However, New York Times editorial board calls Vice President Cheney's comments Tuesday "disgraceful." LINK
The Times Notes that there is a danger no matter who wins on Nov. 2 but does get in this dig at the Bush Administration: "The danger might be a bit less if the current administration had chosen to spend less on tax cuts for the wealthy and more on protecting our ports, securing nuclear materials in Russia and establishing an enforceable immigration policy that would keep better track of people who enter the country from abroad."
The headline on a weird little brief in the New York Times : "Edwards Demands Action on Remark." LINK
In 1992, the senior Mr. Bush wooed the voters with 'Message: I care.' So this week, Mr. Cheney wooed the voters with, Message: You die," writes Maureen Dowd. LINK
The Washington Post 's Richard Cohen compares Vice President Cheney's remarks to the Red scare tactics of Sen. Joe McCarthy. LINK
ABC News Vote 2004: Kerry's Iraq message:
Jacob Schlesinger of the Wall Street Journal writes that Kerry's speech yesterday was part of an offensive to try to retake control of the debate over Iraq and Vietnam.
The resourceful David Halbfinger ends his news of day wrap with this tidbit: LINK
"Later, in Rochester, Minn., Mr. Kerry denied that he had used Dr. Dean's critique of Mr. Bush's handling of the war. 'I don't think I borrowed anything; that's a phrase that I've used,' Mr. Kerry told an interviewer from the Minneapolis NBC affiliate, KARE."
On Kerry's Iraq policy, the New York Times editorial board writes: "Given the political corner Mr. Kerry has painted himself into, it's not surprising that his advisers are urging him to start concentrating on the economy.

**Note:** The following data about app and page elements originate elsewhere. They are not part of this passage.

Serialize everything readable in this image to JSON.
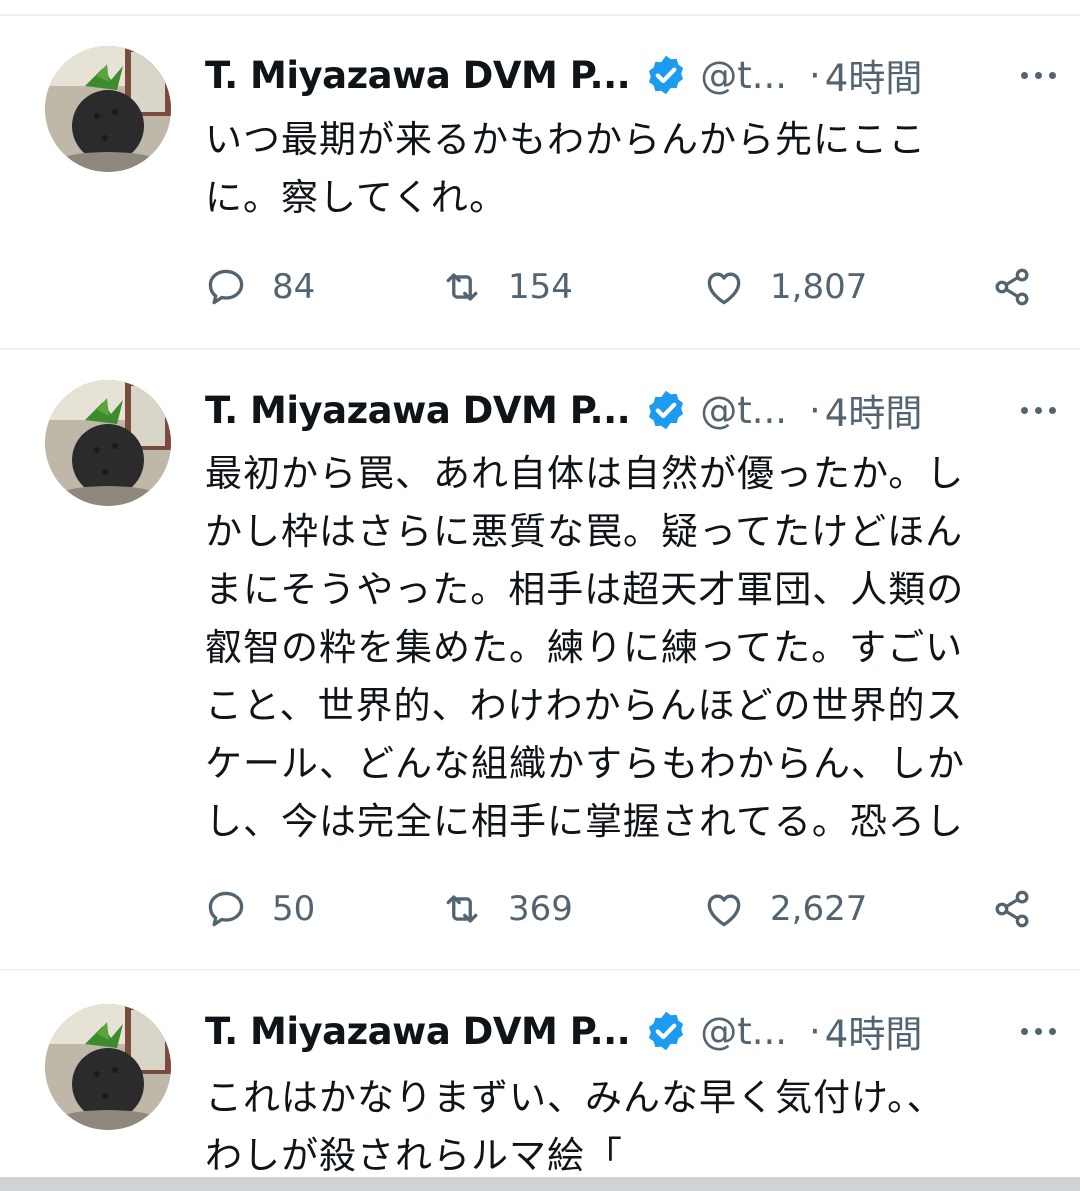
{
  "colors": {
    "text": "#0f1419",
    "secondary": "#536471",
    "verified": "#1d9bf0",
    "divider": "#eff3f4"
  },
  "tweets": [
    {
      "name": "T. Miyazawa DVM P...",
      "handle": "@t...",
      "dot": "·",
      "time": "4時間",
      "text": "いつ最期が来るかもわからんから先にここ\nに。察してくれ。",
      "replies": "84",
      "retweets": "154",
      "likes": "1,807"
    },
    {
      "name": "T. Miyazawa DVM P...",
      "handle": "@t...",
      "dot": "·",
      "time": "4時間",
      "text": "最初から罠、あれ自体は自然が優ったか。し\nかし枠はさらに悪質な罠。疑ってたけどほん\nまにそうやった。相手は超天才軍団、人類の\n叡智の粋を集めた。練りに練ってた。すごい\nこと、世界的、わけわからんほどの世界的ス\nケール、どんな組織かすらもわからん、しか\nし、今は完全に相手に掌握されてる。恐ろし",
      "replies": "50",
      "retweets": "369",
      "likes": "2,627"
    },
    {
      "name": "T. Miyazawa DVM P...",
      "handle": "@t...",
      "dot": "·",
      "time": "4時間",
      "text": "これはかなりまずい、みんな早く気付け。、\nわしが殺されらルマ絵「"
    }
  ],
  "icons": {
    "avatar": "avatar-image",
    "verified": "verified-badge-icon",
    "more": "more-options-icon",
    "reply": "reply-icon",
    "retweet": "retweet-icon",
    "like": "heart-icon",
    "share": "share-icon"
  }
}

But Iraq is still the great crisis confronting the United States. While the temptation to dodge it at this point is natural, Mr. Kerry should resist." LINK
Sen. Joe Biden (D-DE) lays out what an America's foreign policy would look like with a Democrat in charge.
Since it's all about Iraq no matter what anyone says, take a look at the Boston Globe 's Pat Healy insight into a potential Iraq strategy (novel idea) for the Democratic nominee. LINK
"While Kerry did not offer a detailed strategy of his own for Iraq, several advisers said they were examining options for withdrawing U.S. troops from Iraq by the end of 2008, a goal the Democratic presidential nominee set on Monday. Ideas include convening a series of meetings with other heads of state, first Europeans and then Middle Eastern leaders, and offering financial incentives that invite nations like Russia, France, Egypt, and Jordan to contribute troops to Iraq."
Ah, but the detailed strategy is reportedly coming. The Washington Post 's Paul Farhi and Jim VandeHei wrap Senator Kerry's speech yesterday, and look ahead to Kerry laying out his plan for military operations there. LINK